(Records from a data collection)
· · · ·

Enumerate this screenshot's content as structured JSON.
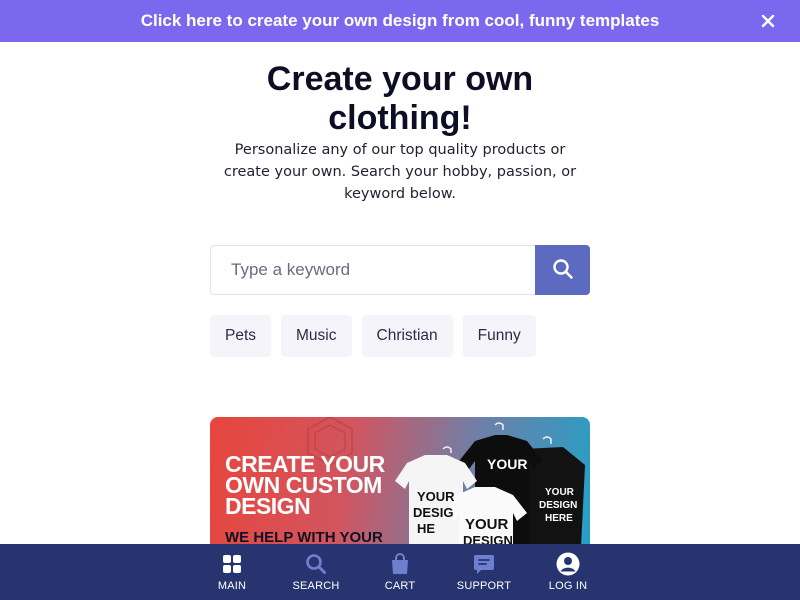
{
  "promo": {
    "text": "Click here to create your own design from cool, funny templates",
    "close_icon": "close-icon"
  },
  "hero": {
    "title": "Create your own clothing!",
    "subtitle": "Personalize any of our top quality products or create your own. Search your hobby, passion, or keyword below."
  },
  "search": {
    "placeholder": "Type a keyword",
    "value": "",
    "button_icon": "search-icon"
  },
  "chips": [
    {
      "label": "Pets"
    },
    {
      "label": "Music"
    },
    {
      "label": "Christian"
    },
    {
      "label": "Funny"
    }
  ],
  "banner": {
    "headline": "CREATE YOUR OWN CUSTOM DESIGN",
    "subline": "WE HELP WITH YOUR",
    "shirt_text": "YOUR DESIGN HERE"
  },
  "bottom_nav": {
    "items": [
      {
        "label": "MAIN",
        "icon": "grid-icon"
      },
      {
        "label": "SEARCH",
        "icon": "search-icon"
      },
      {
        "label": "CART",
        "icon": "shopping-bag-icon"
      },
      {
        "label": "SUPPORT",
        "icon": "chat-icon"
      },
      {
        "label": "LOG IN",
        "icon": "user-icon"
      }
    ]
  },
  "colors": {
    "promo_bg": "#7b68ee",
    "search_button": "#5c6bc0",
    "chip_bg": "#f4f4fa",
    "nav_bg": "#283470"
  }
}
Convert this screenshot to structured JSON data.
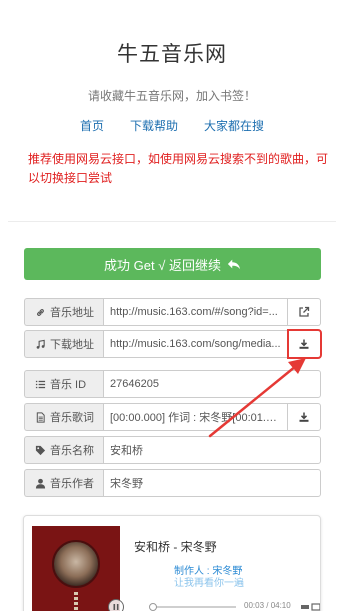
{
  "header": {
    "title": "牛五音乐网",
    "subtitle": "请收藏牛五音乐网，加入书签！"
  },
  "nav": [
    {
      "label": "首页"
    },
    {
      "label": "下载帮助"
    },
    {
      "label": "大家都在搜"
    }
  ],
  "notice": "推荐使用网易云接口，如使用网易云搜索不到的歌曲，可以切换接口尝试",
  "success_button": {
    "label": "成功 Get √ 返回继续"
  },
  "fields": {
    "music_url": {
      "label": "音乐地址",
      "value": "http://music.163.com/#/song?id=..."
    },
    "download_url": {
      "label": "下载地址",
      "value": "http://music.163.com/song/media..."
    },
    "music_id": {
      "label": "音乐 ID",
      "value": "27646205"
    },
    "lyrics": {
      "label": "音乐歌词",
      "value": "[00:00.000] 作词 : 宋冬野[00:01.00..."
    },
    "name": {
      "label": "音乐名称",
      "value": "安和桥"
    },
    "author": {
      "label": "音乐作者",
      "value": "宋冬野"
    }
  },
  "player": {
    "title": "安和桥 - 宋冬野",
    "lyric_line1": "制作人 : 宋冬野",
    "lyric_line2": "让我再看你一遍",
    "time": "00:03 / 04:10",
    "progress": 0
  },
  "colors": {
    "success": "#5cb85c",
    "link": "#1e6fb0",
    "notice": "#e02020",
    "annotation": "#e53935"
  }
}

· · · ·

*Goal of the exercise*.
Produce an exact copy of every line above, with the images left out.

*Response to this exercise*.
Enumerate this screenshot's content as structured JSON.
{
  "promo": {
    "text": "Click here to create your own design from cool, funny templates",
    "close_icon": "close-icon"
  },
  "hero": {
    "title": "Create your own clothing!",
    "subtitle": "Personalize any of our top quality products or create your own. Search your hobby, passion, or keyword below."
  },
  "search": {
    "placeholder": "Type a keyword",
    "value": "",
    "button_icon": "search-icon"
  },
  "chips": [
    {
      "label": "Pets"
    },
    {
      "label": "Music"
    },
    {
      "label": "Christian"
    },
    {
      "label": "Funny"
    }
  ],
  "banner": {
    "headline": "CREATE YOUR OWN CUSTOM DESIGN",
    "subline": "WE HELP WITH YOUR",
    "shirt_text": "YOUR DESIGN HERE"
  },
  "bottom_nav": {
    "items": [
      {
        "label": "MAIN",
        "icon": "grid-icon"
      },
      {
        "label": "SEARCH",
        "icon": "search-icon"
      },
      {
        "label": "CART",
        "icon": "shopping-bag-icon"
      },
      {
        "label": "SUPPORT",
        "icon": "chat-icon"
      },
      {
        "label": "LOG IN",
        "icon": "user-icon"
      }
    ]
  },
  "colors": {
    "promo_bg": "#7b68ee",
    "search_button": "#5c6bc0",
    "chip_bg": "#f4f4fa",
    "nav_bg": "#283470"
  }
}
Convert this screenshot to structured JSON data.
{
  "header": {
    "title": "牛五音乐网",
    "subtitle": "请收藏牛五音乐网，加入书签！"
  },
  "nav": [
    {
      "label": "首页"
    },
    {
      "label": "下载帮助"
    },
    {
      "label": "大家都在搜"
    }
  ],
  "notice": "推荐使用网易云接口，如使用网易云搜索不到的歌曲，可以切换接口尝试",
  "success_button": {
    "label": "成功 Get √ 返回继续"
  },
  "fields": {
    "music_url": {
      "label": "音乐地址",
      "value": "http://music.163.com/#/song?id=..."
    },
    "download_url": {
      "label": "下载地址",
      "value": "http://music.163.com/song/media..."
    },
    "music_id": {
      "label": "音乐 ID",
      "value": "27646205"
    },
    "lyrics": {
      "label": "音乐歌词",
      "value": "[00:00.000] 作词 : 宋冬野[00:01.00..."
    },
    "name": {
      "label": "音乐名称",
      "value": "安和桥"
    },
    "author": {
      "label": "音乐作者",
      "value": "宋冬野"
    }
  },
  "player": {
    "title": "安和桥 - 宋冬野",
    "lyric_line1": "制作人 : 宋冬野",
    "lyric_line2": "让我再看你一遍",
    "time": "00:03 / 04:10",
    "progress": 0
  },
  "colors": {
    "success": "#5cb85c",
    "link": "#1e6fb0",
    "notice": "#e02020",
    "annotation": "#e53935"
  }
}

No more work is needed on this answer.